(Component data from apps and pages)
╔══

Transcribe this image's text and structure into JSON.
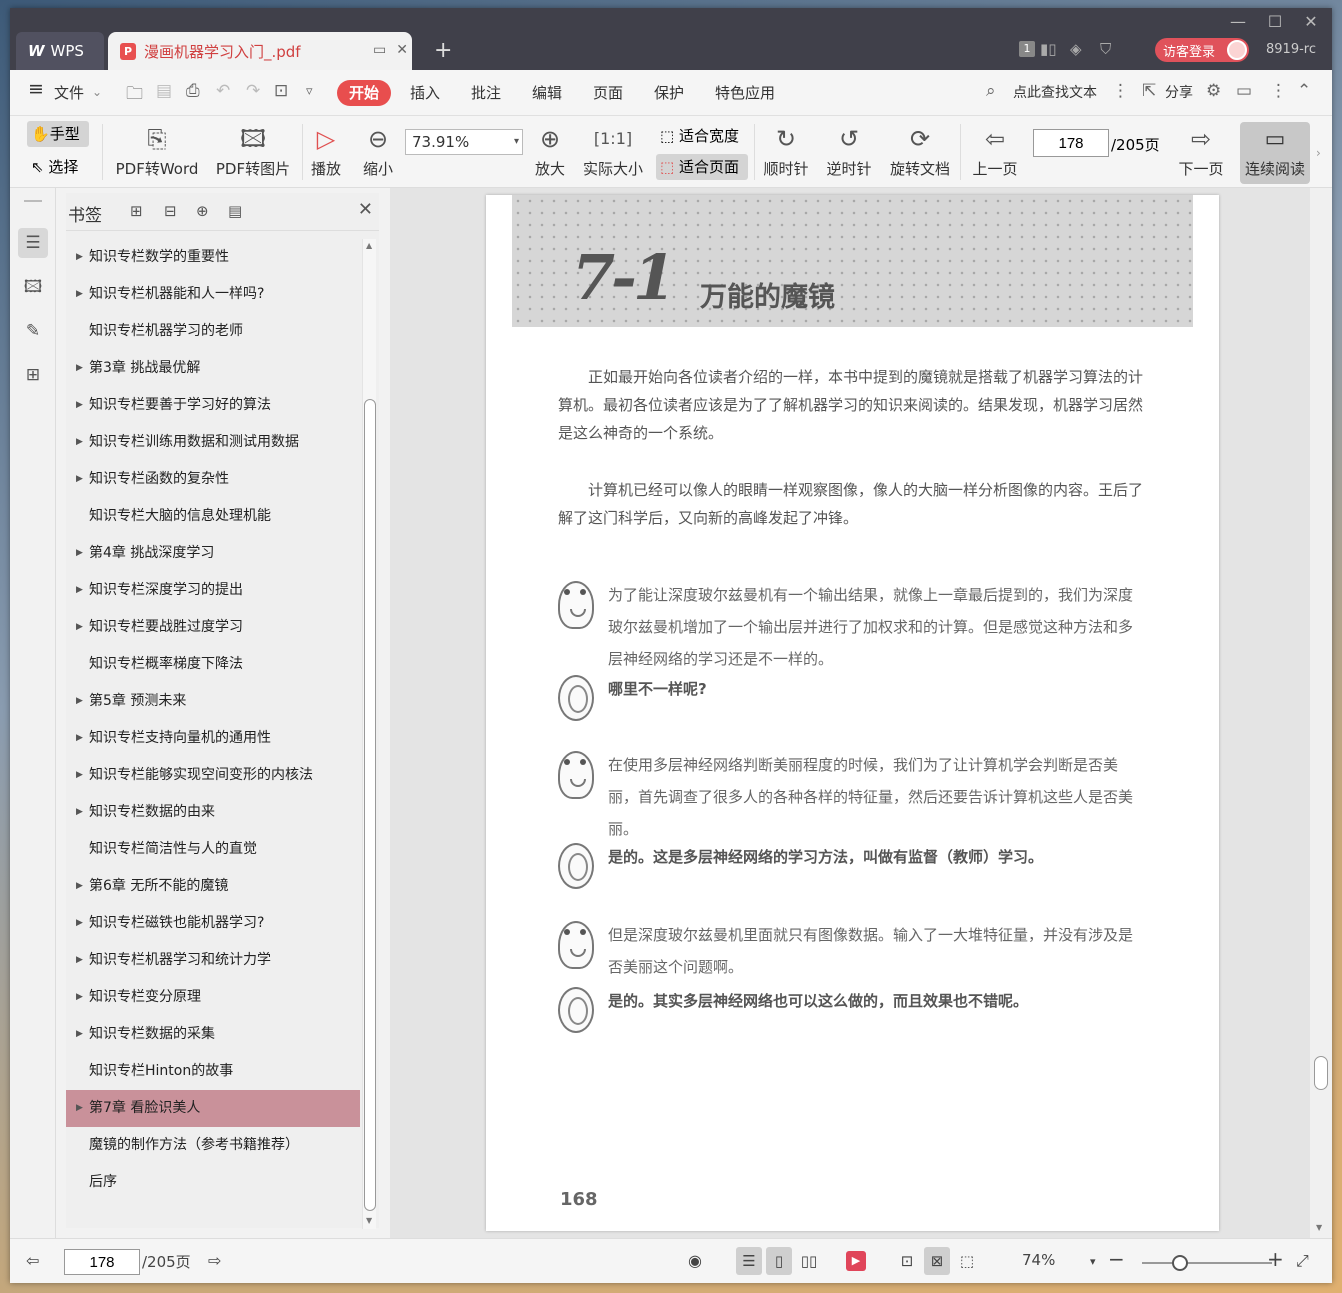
{
  "titlebar": {
    "wps_tab": "WPS",
    "pdf_tab": "漫画机器学习入门_.pdf",
    "pdf_badge": "P",
    "new_tab": "+",
    "count": "1",
    "login": "访客登录",
    "build": "8919-rc",
    "minimize": "—",
    "maximize": "☐",
    "close": "✕"
  },
  "menu": {
    "hamburger": "≡",
    "file": "文件",
    "start": "开始",
    "insert": "插入",
    "annotate": "批注",
    "edit": "编辑",
    "page": "页面",
    "protect": "保护",
    "special": "特色应用",
    "search": "点此查找文本",
    "share": "分享"
  },
  "toolbar": {
    "hand": "手型",
    "select": "选择",
    "pdf2word": "PDF转Word",
    "pdf2img": "PDF转图片",
    "play": "播放",
    "zoom_out": "缩小",
    "zoom_value": "73.91%",
    "zoom_in": "放大",
    "actual": "实际大小",
    "fit_width": "适合宽度",
    "fit_page": "适合页面",
    "cw": "顺时针",
    "ccw": "逆时针",
    "rotate": "旋转文档",
    "prev": "上一页",
    "page": "178",
    "total": "/205页",
    "next": "下一页",
    "continuous": "连续阅读"
  },
  "bookmarks": {
    "title": "书签",
    "close": "✕",
    "items": [
      {
        "label": "知识专栏数学的重要性",
        "arrow": true
      },
      {
        "label": "知识专栏机器能和人一样吗?",
        "arrow": true
      },
      {
        "label": "知识专栏机器学习的老师",
        "arrow": false
      },
      {
        "label": "第3章 挑战最优解",
        "arrow": true
      },
      {
        "label": "知识专栏要善于学习好的算法",
        "arrow": true
      },
      {
        "label": "知识专栏训练用数据和测试用数据",
        "arrow": true
      },
      {
        "label": "知识专栏函数的复杂性",
        "arrow": true
      },
      {
        "label": "知识专栏大脑的信息处理机能",
        "arrow": false
      },
      {
        "label": "第4章 挑战深度学习",
        "arrow": true
      },
      {
        "label": "知识专栏深度学习的提出",
        "arrow": true
      },
      {
        "label": "知识专栏要战胜过度学习",
        "arrow": true
      },
      {
        "label": "知识专栏概率梯度下降法",
        "arrow": false
      },
      {
        "label": "第5章 预测未来",
        "arrow": true
      },
      {
        "label": "知识专栏支持向量机的通用性",
        "arrow": true
      },
      {
        "label": "知识专栏能够实现空间变形的内核法",
        "arrow": true
      },
      {
        "label": "知识专栏数据的由来",
        "arrow": true
      },
      {
        "label": "知识专栏简洁性与人的直觉",
        "arrow": false
      },
      {
        "label": "第6章 无所不能的魔镜",
        "arrow": true
      },
      {
        "label": "知识专栏磁铁也能机器学习?",
        "arrow": true
      },
      {
        "label": "知识专栏机器学习和统计力学",
        "arrow": true
      },
      {
        "label": "知识专栏变分原理",
        "arrow": true
      },
      {
        "label": "知识专栏数据的采集",
        "arrow": true
      },
      {
        "label": "知识专栏Hinton的故事",
        "arrow": false
      },
      {
        "label": "第7章 看脸识美人",
        "arrow": true,
        "selected": true
      },
      {
        "label": "魔镜的制作方法（参考书籍推荐）",
        "arrow": false
      },
      {
        "label": "后序",
        "arrow": false
      }
    ]
  },
  "doc": {
    "chapter_num": "7-1",
    "chapter_title": "万能的魔镜",
    "para1": "正如最开始向各位读者介绍的一样，本书中提到的魔镜就是搭载了机器学习算法的计算机。最初各位读者应该是为了了解机器学习的知识来阅读的。结果发现，机器学习居然是这么神奇的一个系统。",
    "para2": "计算机已经可以像人的眼睛一样观察图像，像人的大脑一样分析图像的内容。王后了解了这门科学后，又向新的高峰发起了冲锋。",
    "dialog": [
      {
        "speaker": "girl",
        "text": "为了能让深度玻尔兹曼机有一个输出结果，就像上一章最后提到的，我们为深度玻尔兹曼机增加了一个输出层并进行了加权求和的计算。但是感觉这种方法和多层神经网络的学习还是不一样的。"
      },
      {
        "speaker": "mirror",
        "text": "哪里不一样呢?"
      },
      {
        "speaker": "girl",
        "text": "在使用多层神经网络判断美丽程度的时候，我们为了让计算机学会判断是否美丽，首先调查了很多人的各种各样的特征量，然后还要告诉计算机这些人是否美丽。"
      },
      {
        "speaker": "mirror",
        "text": "是的。这是多层神经网络的学习方法，叫做有监督（教师）学习。"
      },
      {
        "speaker": "girl",
        "text": "但是深度玻尔兹曼机里面就只有图像数据。输入了一大堆特征量，并没有涉及是否美丽这个问题啊。"
      },
      {
        "speaker": "mirror",
        "text": "是的。其实多层神经网络也可以这么做的，而且效果也不错呢。"
      }
    ],
    "page_number": "168"
  },
  "status": {
    "page": "178",
    "total": "/205页",
    "zoom": "74%"
  },
  "colors": {
    "accent": "#e84e4e",
    "titlebar": "#40404a",
    "selected_bookmark": "#c9919a"
  }
}
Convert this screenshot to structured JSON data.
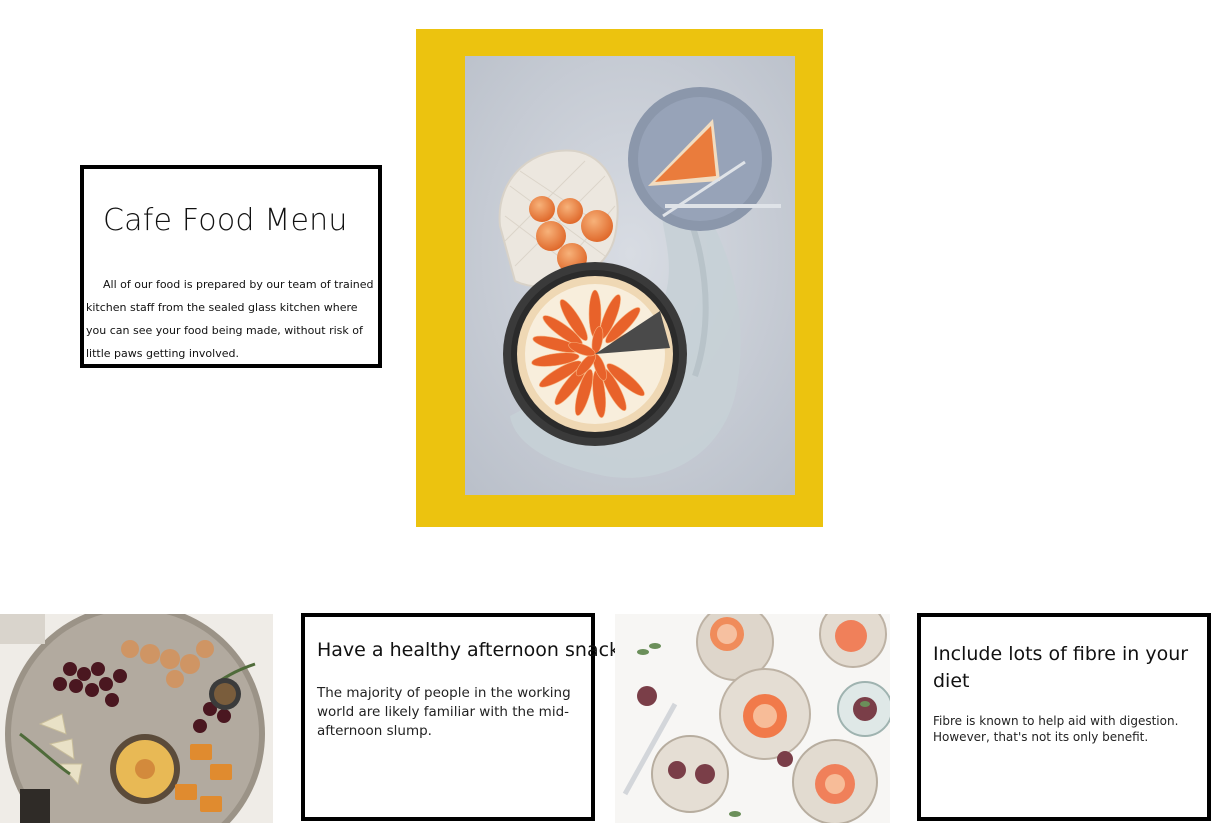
{
  "intro": {
    "title": "Cafe Food Menu",
    "text": "All of our food is prepared by our team of trained kitchen staff from the sealed glass kitchen where you can see your food being made, without risk of little paws getting involved."
  },
  "feature": {
    "frame_color": "#ecc30f"
  },
  "cards": [
    {
      "title": "Have a healthy afternoon snack",
      "text": "The majority of people in the working world are likely familiar with the mid-afternoon slump."
    },
    {
      "title": "Include lots of fibre in your diet",
      "text": "Fibre is known to help aid with digestion. However, that's not its only benefit."
    }
  ]
}
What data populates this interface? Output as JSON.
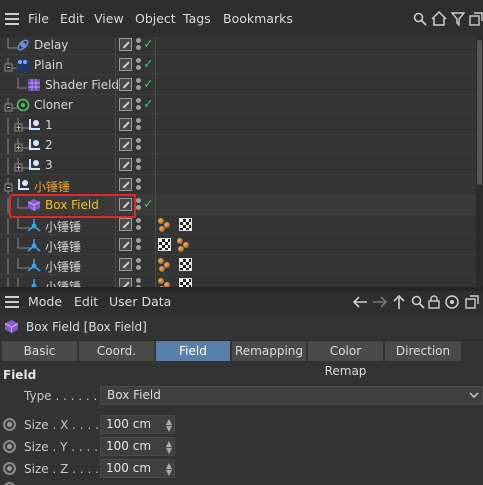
{
  "menubar": {
    "items": [
      "File",
      "Edit",
      "View",
      "Object",
      "Tags",
      "Bookmarks"
    ],
    "tools": [
      "search-icon",
      "home-icon",
      "filter-icon",
      "new-view-icon"
    ]
  },
  "tree": {
    "rows": [
      {
        "name": "Delay",
        "icon": "delay-effector-icon",
        "level": 1,
        "check": true
      },
      {
        "name": "Plain",
        "icon": "plain-effector-icon",
        "level": 1,
        "check": true
      },
      {
        "name": "Shader Field",
        "icon": "shader-field-icon",
        "level": 2,
        "check": true
      },
      {
        "name": "Cloner",
        "icon": "cloner-icon",
        "level": 1,
        "check": true
      },
      {
        "name": "1",
        "icon": "null-object-icon",
        "level": 2,
        "check": false
      },
      {
        "name": "2",
        "icon": "null-object-icon",
        "level": 2,
        "check": false
      },
      {
        "name": "3",
        "icon": "null-object-icon",
        "level": 2,
        "check": false
      },
      {
        "name": "小锤锤",
        "icon": "null-object-icon",
        "level": 1,
        "check": false
      },
      {
        "name": "Box Field",
        "icon": "box-field-icon",
        "level": 2,
        "check": true
      },
      {
        "name": "小锤锤",
        "icon": "joint-icon",
        "level": 2,
        "check": false
      },
      {
        "name": "小锤锤",
        "icon": "joint-icon",
        "level": 2,
        "check": false
      },
      {
        "name": "小锤锤",
        "icon": "joint-icon",
        "level": 2,
        "check": false
      },
      {
        "name": "小锤锤",
        "icon": "joint-icon",
        "level": 2,
        "check": false
      }
    ]
  },
  "attributes": {
    "menu": [
      "Mode",
      "Edit",
      "User Data"
    ],
    "title": "Box Field [Box Field]",
    "tabs": [
      "Basic",
      "Coord.",
      "Field",
      "Remapping",
      "Color Remap",
      "Direction"
    ],
    "active_tab": "Field",
    "section": "Field",
    "type_label": "Type . . . . . .",
    "type_value": "Box Field",
    "size_x_label": "Size . X . . . . .",
    "size_x_value": "100 cm",
    "size_y_label": "Size . Y . . . . .",
    "size_y_value": "100 cm",
    "size_z_label": "Size . Z . . . . .",
    "size_z_value": "100 cm"
  },
  "colors": {
    "accent_tab": "#5b7fa8",
    "selection_box": "#e02828",
    "check": "#39c565",
    "orange_text": "#e8a23a",
    "yellow_text": "#f2c41f"
  }
}
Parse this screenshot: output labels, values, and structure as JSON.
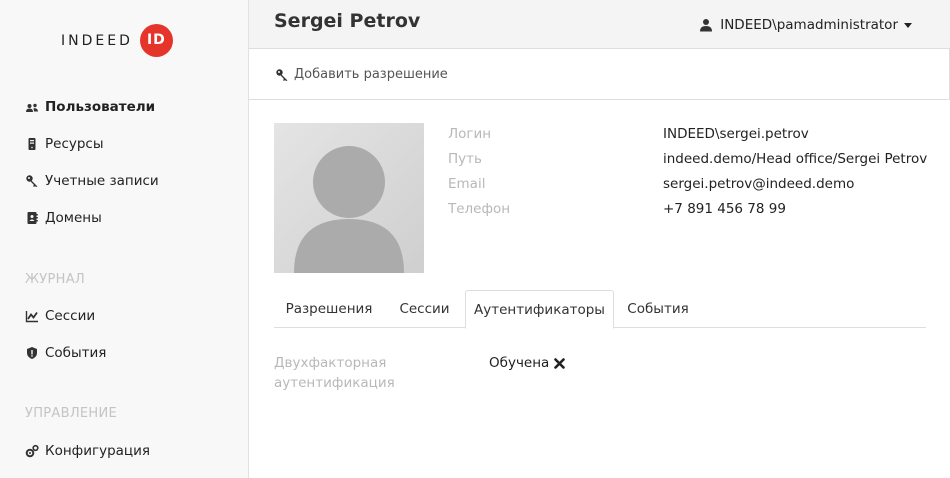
{
  "logo": {
    "text": "INDEED",
    "badge": "ID"
  },
  "sidebar": {
    "items": [
      {
        "label": "Пользователи",
        "icon": "users-icon"
      },
      {
        "label": "Ресурсы",
        "icon": "server-icon"
      },
      {
        "label": "Учетные записи",
        "icon": "key-icon"
      },
      {
        "label": "Домены",
        "icon": "address-book-icon"
      }
    ],
    "journal_heading": "ЖУРНАЛ",
    "journal_items": [
      {
        "label": "Сессии",
        "icon": "chart-icon"
      },
      {
        "label": "События",
        "icon": "shield-alert-icon"
      }
    ],
    "manage_heading": "УПРАВЛЕНИЕ",
    "manage_items": [
      {
        "label": "Конфигурация",
        "icon": "cogs-icon"
      }
    ]
  },
  "header": {
    "title": "Sergei Petrov",
    "user": "INDEED\\pamadministrator"
  },
  "toolbar": {
    "add_permission": "Добавить разрешение"
  },
  "profile": {
    "fields": [
      {
        "label": "Логин",
        "value": "INDEED\\sergei.petrov"
      },
      {
        "label": "Путь",
        "value": "indeed.demo/Head office/Sergei Petrov"
      },
      {
        "label": "Email",
        "value": "sergei.petrov@indeed.demo"
      },
      {
        "label": "Телефон",
        "value": "+7 891 456 78 99"
      }
    ]
  },
  "tabs": [
    {
      "label": "Разрешения"
    },
    {
      "label": "Сессии"
    },
    {
      "label": "Аутентификаторы"
    },
    {
      "label": "События"
    }
  ],
  "authenticators": {
    "label_line1": "Двухфакторная",
    "label_line2": "аутентификация",
    "status": "Обучена"
  },
  "colors": {
    "accent": "#e5352b",
    "muted": "#b8b8b8",
    "sidebar_bg": "#f8f8f8"
  }
}
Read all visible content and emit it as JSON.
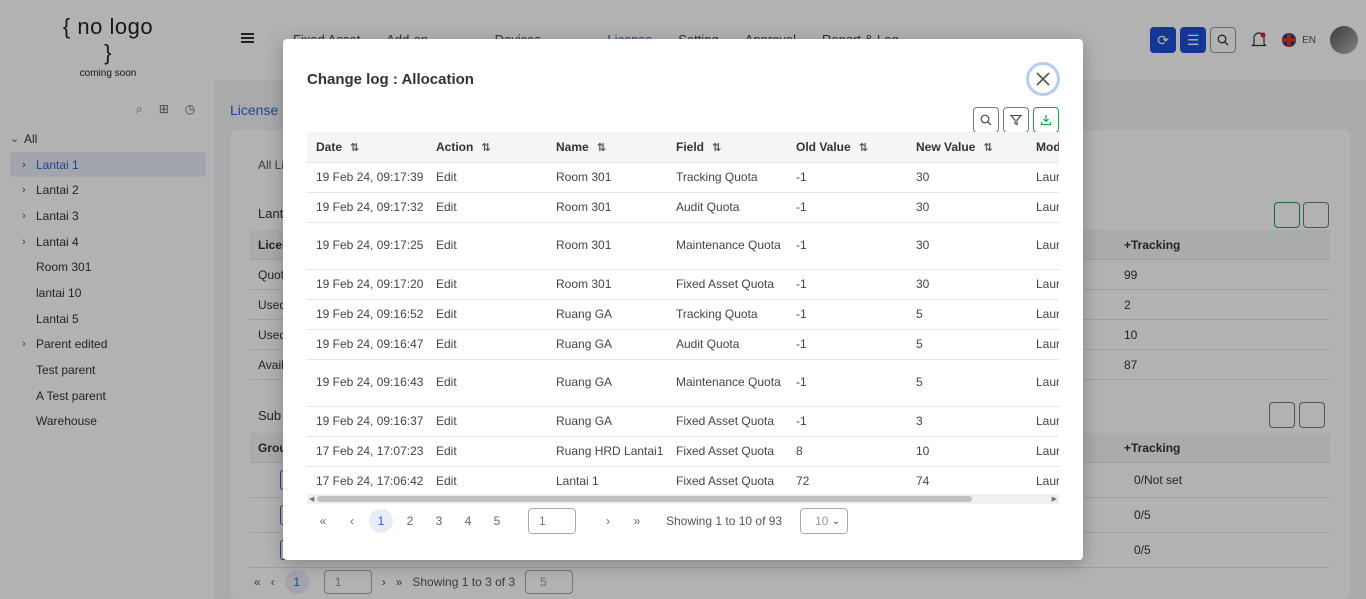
{
  "app": {
    "logo_main": "{ no logo }",
    "logo_sub": "coming soon",
    "nav": [
      "Fixed Asset",
      "Add-on",
      "Devices",
      "License",
      "Setting",
      "Approval",
      "Report & Log"
    ],
    "active_nav": "License",
    "lang": "EN"
  },
  "sidebar": {
    "items": [
      {
        "label": "All",
        "expandable": true,
        "level": 0
      },
      {
        "label": "Lantai 1",
        "expandable": true,
        "level": 1,
        "selected": true
      },
      {
        "label": "Lantai 2",
        "expandable": true,
        "level": 1
      },
      {
        "label": "Lantai 3",
        "expandable": true,
        "level": 1
      },
      {
        "label": "Lantai 4",
        "expandable": true,
        "level": 1
      },
      {
        "label": "Room 301",
        "expandable": false,
        "level": 1
      },
      {
        "label": "lantai 10",
        "expandable": false,
        "level": 1
      },
      {
        "label": "Lantai 5",
        "expandable": false,
        "level": 1
      },
      {
        "label": "Parent edited",
        "expandable": true,
        "level": 1
      },
      {
        "label": "Test parent",
        "expandable": false,
        "level": 1
      },
      {
        "label": "A Test parent",
        "expandable": false,
        "level": 1
      },
      {
        "label": "Warehouse",
        "expandable": false,
        "level": 1
      }
    ]
  },
  "background": {
    "breadcrumb": "License",
    "tab": "All Li",
    "section1": "Lant",
    "col_head1": "Licen",
    "col_tracking": "+Tracking",
    "rows": [
      {
        "label": "Quot",
        "value": "99"
      },
      {
        "label": "Used",
        "value": "2"
      },
      {
        "label": "Used",
        "value": "10"
      },
      {
        "label": "Avail",
        "value": "87"
      }
    ],
    "section2": "Sub",
    "col_head2": "Grou",
    "col_tracking2": "+Tracking",
    "sub_rows": [
      "0/Not set",
      "0/5",
      "0/5"
    ],
    "pager_page": "1",
    "pager_input": "1",
    "pager_showing": "Showing 1 to 3 of 3",
    "pager_size": "5"
  },
  "modal": {
    "title": "Change log : Allocation",
    "columns": [
      "Date",
      "Action",
      "Name",
      "Field",
      "Old Value",
      "New Value",
      "Mod"
    ],
    "rows": [
      {
        "date": "19 Feb 24, 09:17:39",
        "action": "Edit",
        "name": "Room 301",
        "field": "Tracking Quota",
        "old": "-1",
        "new": "30",
        "mod": "Laur"
      },
      {
        "date": "19 Feb 24, 09:17:32",
        "action": "Edit",
        "name": "Room 301",
        "field": "Audit Quota",
        "old": "-1",
        "new": "30",
        "mod": "Laur"
      },
      {
        "date": "19 Feb 24, 09:17:25",
        "action": "Edit",
        "name": "Room 301",
        "field": "Maintenance Quota",
        "old": "-1",
        "new": "30",
        "mod": "Laur"
      },
      {
        "date": "19 Feb 24, 09:17:20",
        "action": "Edit",
        "name": "Room 301",
        "field": "Fixed Asset Quota",
        "old": "-1",
        "new": "30",
        "mod": "Laur"
      },
      {
        "date": "19 Feb 24, 09:16:52",
        "action": "Edit",
        "name": "Ruang GA",
        "field": "Tracking Quota",
        "old": "-1",
        "new": "5",
        "mod": "Laur"
      },
      {
        "date": "19 Feb 24, 09:16:47",
        "action": "Edit",
        "name": "Ruang GA",
        "field": "Audit Quota",
        "old": "-1",
        "new": "5",
        "mod": "Laur"
      },
      {
        "date": "19 Feb 24, 09:16:43",
        "action": "Edit",
        "name": "Ruang GA",
        "field": "Maintenance Quota",
        "old": "-1",
        "new": "5",
        "mod": "Laur"
      },
      {
        "date": "19 Feb 24, 09:16:37",
        "action": "Edit",
        "name": "Ruang GA",
        "field": "Fixed Asset Quota",
        "old": "-1",
        "new": "3",
        "mod": "Laur"
      },
      {
        "date": "17 Feb 24, 17:07:23",
        "action": "Edit",
        "name": "Ruang HRD Lantai1",
        "field": "Fixed Asset Quota",
        "old": "8",
        "new": "10",
        "mod": "Laur"
      },
      {
        "date": "17 Feb 24, 17:06:42",
        "action": "Edit",
        "name": "Lantai 1",
        "field": "Fixed Asset Quota",
        "old": "72",
        "new": "74",
        "mod": "Laur"
      }
    ],
    "pager": {
      "pages": [
        "1",
        "2",
        "3",
        "4",
        "5"
      ],
      "current": "1",
      "input_placeholder": "1",
      "showing": "Showing 1 to 10 of 93",
      "page_size": "10"
    },
    "colors": {
      "accent": "#2f5fd0",
      "export_green": "#16a34a",
      "primary_button": "#1d4ed8"
    }
  }
}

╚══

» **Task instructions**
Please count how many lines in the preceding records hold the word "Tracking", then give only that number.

» **Answer space**
4